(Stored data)
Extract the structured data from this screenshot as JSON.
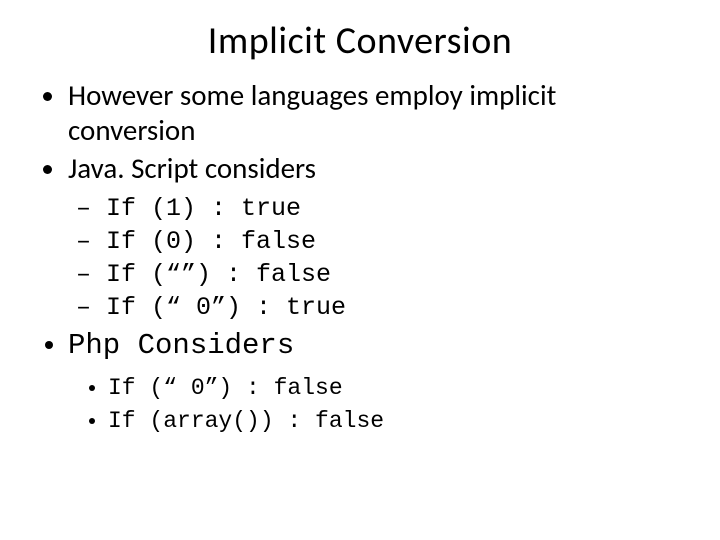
{
  "title": "Implicit Conversion",
  "bullets": {
    "b1": "However some languages employ implicit conversion",
    "b2": "Java. Script considers",
    "b3": "Php Considers"
  },
  "js_examples": {
    "e1": "If (1)  : true",
    "e2": "If (0)  : false",
    "e3": "If (“”) : false",
    "e4": "If (“ 0”) : true"
  },
  "php_examples": {
    "p1": "If (“ 0”) : false",
    "p2": "If (array()) : false"
  }
}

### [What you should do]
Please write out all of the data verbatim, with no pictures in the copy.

### [Written response]
Extract the structured data from this screenshot as JSON.
{
  "title": "Implicit Conversion",
  "bullets": {
    "b1": "However some languages employ implicit conversion",
    "b2": "Java. Script considers",
    "b3": "Php Considers"
  },
  "js_examples": {
    "e1": "If (1)  : true",
    "e2": "If (0)  : false",
    "e3": "If (“”) : false",
    "e4": "If (“ 0”) : true"
  },
  "php_examples": {
    "p1": "If (“ 0”) : false",
    "p2": "If (array()) : false"
  }
}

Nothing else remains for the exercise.